14In a September 2010 presentation, the Medicare
Payment Advisory Commission (MedPAC), which advises Congress on
Medicare matters, stated that from 2006 to 2008, the number of
observation claims increased by 22.4 percent, the average period of
observation status increased from 26 to 28 hours, and the claims
for periods of 48 hours or longer increased by 70.3 percent, which
accounted for 8 percent of all claims in 2006 and 12 percent of all
claims in 2008. Zach Gaumer & Dan Zabinski, MedPAC, Recent
Growth in Hospital Observation Care (Sept. 13, 2010).
15See When is a Hospital Stay Not a Hospital
Stay? When the Patient is on 'Observation Status,' CENTER NEWS
(Ctr. for Medicare Advocacy, Willimantic, Conn.), Summer/Fall 2010,
at 1. Hospitalizations of the individual plaintiffs in Bagnall et
al. v. Sebelius, No. 3:11-CV-1703 (D. Conn. filed Nov. 3, 2011)
ranged from three to seven days.
16For a good description of one family's observation
status experience, see: Tamar Lasky, Caregiver Perspective:
"Observation Days" in a Kafkaesque Hospital Setting, 1 INT'L
J. OF USER-DRIVEN HEALTHCARE 66 (2011).
17Improving Access to Medicare Coverage Act of 2011,
H.R. 1543, 112th Cong. (2011) (introduced by Rep. Joe Courtney,
D-CT, now 13 co-sponsors); S. 818, 112th Cong. (2011) (introduced
by Sen. John Kerry, D-MA, now four cosponsors).
18No. 3:11-CV-1703 (D. Conn. filed Nov. 3, 2011).
19Medicare Coverage and Appeals, CENTER FOR MEDICARE
(last visited Feb. 11, 2012).
Alice Bers practices elder law at Benjamin & Bers in
East Longmeadow and is a consulting attorney for the Center for
Medicare Advocacy, a national nonprofit education and advocacy
organization.
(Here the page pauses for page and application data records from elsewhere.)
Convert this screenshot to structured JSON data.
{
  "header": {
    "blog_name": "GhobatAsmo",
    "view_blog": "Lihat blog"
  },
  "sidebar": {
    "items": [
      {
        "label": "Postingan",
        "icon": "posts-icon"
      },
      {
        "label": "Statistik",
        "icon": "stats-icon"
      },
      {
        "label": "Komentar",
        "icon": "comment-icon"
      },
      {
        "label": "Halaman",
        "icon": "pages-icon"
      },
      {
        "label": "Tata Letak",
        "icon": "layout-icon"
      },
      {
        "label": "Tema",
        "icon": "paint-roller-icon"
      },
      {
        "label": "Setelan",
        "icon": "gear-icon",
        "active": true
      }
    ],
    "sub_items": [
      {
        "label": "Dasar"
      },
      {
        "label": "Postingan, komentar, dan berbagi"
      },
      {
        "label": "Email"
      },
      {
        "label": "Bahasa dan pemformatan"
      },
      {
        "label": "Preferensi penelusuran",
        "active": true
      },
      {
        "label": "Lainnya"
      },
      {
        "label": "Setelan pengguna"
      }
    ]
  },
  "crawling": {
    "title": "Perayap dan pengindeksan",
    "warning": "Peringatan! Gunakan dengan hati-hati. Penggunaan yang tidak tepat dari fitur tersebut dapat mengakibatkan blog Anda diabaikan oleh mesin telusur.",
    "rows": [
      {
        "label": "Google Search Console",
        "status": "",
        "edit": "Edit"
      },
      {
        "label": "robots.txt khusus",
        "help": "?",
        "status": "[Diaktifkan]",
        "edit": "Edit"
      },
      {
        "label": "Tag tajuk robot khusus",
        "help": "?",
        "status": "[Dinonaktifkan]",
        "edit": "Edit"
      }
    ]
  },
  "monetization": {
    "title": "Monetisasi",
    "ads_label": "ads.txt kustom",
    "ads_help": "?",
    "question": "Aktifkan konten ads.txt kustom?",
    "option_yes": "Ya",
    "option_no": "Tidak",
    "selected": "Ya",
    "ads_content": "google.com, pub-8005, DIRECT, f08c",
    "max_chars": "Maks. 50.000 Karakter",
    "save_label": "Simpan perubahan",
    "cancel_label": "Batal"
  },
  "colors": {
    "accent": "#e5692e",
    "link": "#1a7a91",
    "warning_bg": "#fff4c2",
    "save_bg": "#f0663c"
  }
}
Before entering private practice and joining the
center, Bers represented Medicare beneficiaries at Western
Massachusetts Legal Services (now Community Legal